  • “Pause” in global warming was never real, new research proves

    Claims of a “pause” in observed global temperature warming are comprehensively disproved in a pair of new studies published this week. An international team of climate researchers reviewed existing data and studies and reanalyzed them. They concluded there has never been a statistically significant “pause” in global warming. This conclusion holds whether considering the “pause” as a change in the rate of warming in observations or as a mismatch in rate between observations and expectations from climate models.

  • Evidence supporting regulation of greenhouse gases stronger than ever: Scientists

    Sixteen prominent climate scientists argue that there is more reason than ever for the Environmental Protection Agency to regulate greenhouse gases, at the same time some politicians are pushing the EPA to reverse its 2009 decision to do so.

  • VitalTag to give vital information in mass casualty incidents

    When mass casualty incidents occur — shootings, earthquakes, multiple car pile ups — first responders can easily be overwhelmed by the sheer number of victims. When every second counts, monitoring all the victims in a chaotic situation can be difficult. Researchers developed a stick-on sensor that measures and tracks a patient’s vital signs to help first responders quickly triage, treat and transport the injured.

  • Foldable drone flies through narrow passages in rescue missions
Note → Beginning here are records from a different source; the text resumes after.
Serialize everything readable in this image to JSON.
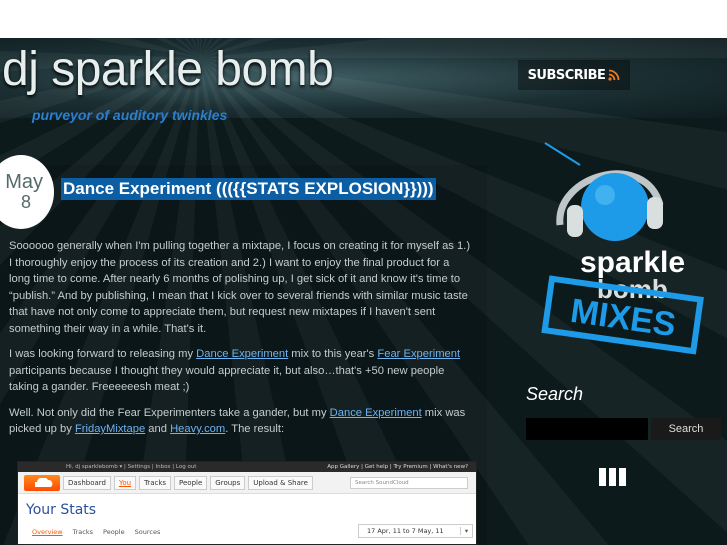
{
  "site": {
    "title": "dj sparkle bomb",
    "tagline": "purveyor of auditory twinkles",
    "subscribe_label": "SUBSCRIBE"
  },
  "post": {
    "date": {
      "month": "May",
      "day": "8"
    },
    "title": "Dance Experiment ((({{STATS EXPLOSION}})))",
    "p1": "Soooooo generally when I'm pulling together a mixtape, I focus on creating it for myself as 1.) I thoroughly enjoy the process of its creation and 2.) I want to enjoy the final product for a long time to come. After nearly 6 months of polishing up, I get sick of it and know it's time to “publish.” And by publishing, I mean that I kick over to several friends with similar music taste that have not only come to appreciate them, but request new mixtapes if I haven't sent something their way in a while. That's it.",
    "p2_a": "I was looking forward to releasing my ",
    "p2_link1": "Dance Experiment",
    "p2_b": " mix to this year's ",
    "p2_link2": "Fear Experiment",
    "p2_c": " participants because I thought they would appreciate it, but also…that's +50 new people taking a gander. Freeeeeesh meat ;)",
    "p3_a": "Well. Not only did the Fear Experimenters take a gander, but my ",
    "p3_link1": "Dance Experiment",
    "p3_b": " mix was picked up by ",
    "p3_link2": "FridayMixtape",
    "p3_c": " and ",
    "p3_link3": "Heavy.com",
    "p3_d": ". The result:"
  },
  "embedded_screenshot": {
    "topbar_left": "Hi, dj sparklebomb ▾ | Settings | Inbox | Log out",
    "topbar_right": "App Gallery | Get help | Try Premium | What's new?",
    "tabs": [
      "Dashboard",
      "You",
      "Tracks",
      "People",
      "Groups",
      "Upload & Share"
    ],
    "active_tab": "You",
    "search_placeholder": "Search SoundCloud",
    "title": "Your Stats",
    "subtabs": [
      "Overview",
      "Tracks",
      "People",
      "Sources"
    ],
    "date_range": "17 Apr, 11 to 7 May, 11"
  },
  "sidebar": {
    "logo_text_1": "sparkle",
    "logo_text_2": "bomb",
    "logo_text_3": "MIXES",
    "search_heading": "Search",
    "search_button_label": "Search"
  },
  "colors": {
    "background": "#0c1a1c",
    "title_highlight": "#0b5ea4",
    "tagline": "#2a7fd0",
    "link": "#6fb3ef",
    "logo_blue": "#1e9be8"
  }
}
    Researchers have developed a new drone that can retract its propeller arms in flight and make itself small to fit through narrow gaps and holes. This is particularly useful when searching for victims of natural disasters.

  • Midwest at risk: Big-picture look at climate change impact on U.S. agriculture

    A new study shows that Midwest agriculture is increasingly vulnerable to climate change because of the region’s reliance on growing rain-fed crops. The researchers set out to assess the impact extreme weather is having on agricultural productivity in the United States. While previous studies have looked at the vulnerability of individual field crops, which make up one-third of the country’s agricultural output, researchers haven’t addressed the whole scope of agricultural production, including livestock, at the national level.

  • Forecast-based financing for flash floods

    Forecasts are increasingly used to help reduce the impacts of floods in vulnerable communities. Not all floods are created equal, however. Flash floods are one of the most deadly types on a global scale. While early warning and early action systems for slow-onset floods (from rivers, for example) have improved significantly over the past fifty years, efforts to create a comparable system for flash floods has lagged behind. Forecast-based Financing (FbF) is a mechanism that releases early humanitarian funding based on in-depth forecast information and risk analysis.

  • Friendly electromagnetic pulse improves survival for electronics

    An electromagnetic pulse, or EMP, emitted by a nuclear weapon exploded high above the United States could disable the electronic circuits of many devices vital to military defense and modern living. These could include complicated weapon systems as well as phones, laptops, credit cards and car computers. Also, in trouble might be home appliances, gas station pumps and bank accounts. Military equipment – and some civilian equipment, too — are designed to be immune to various levels of EMP, and the validity of these designs has been tested and improved by a “friendly” EMP generator installed in a recently renovated facility at Sandia National Laboratories.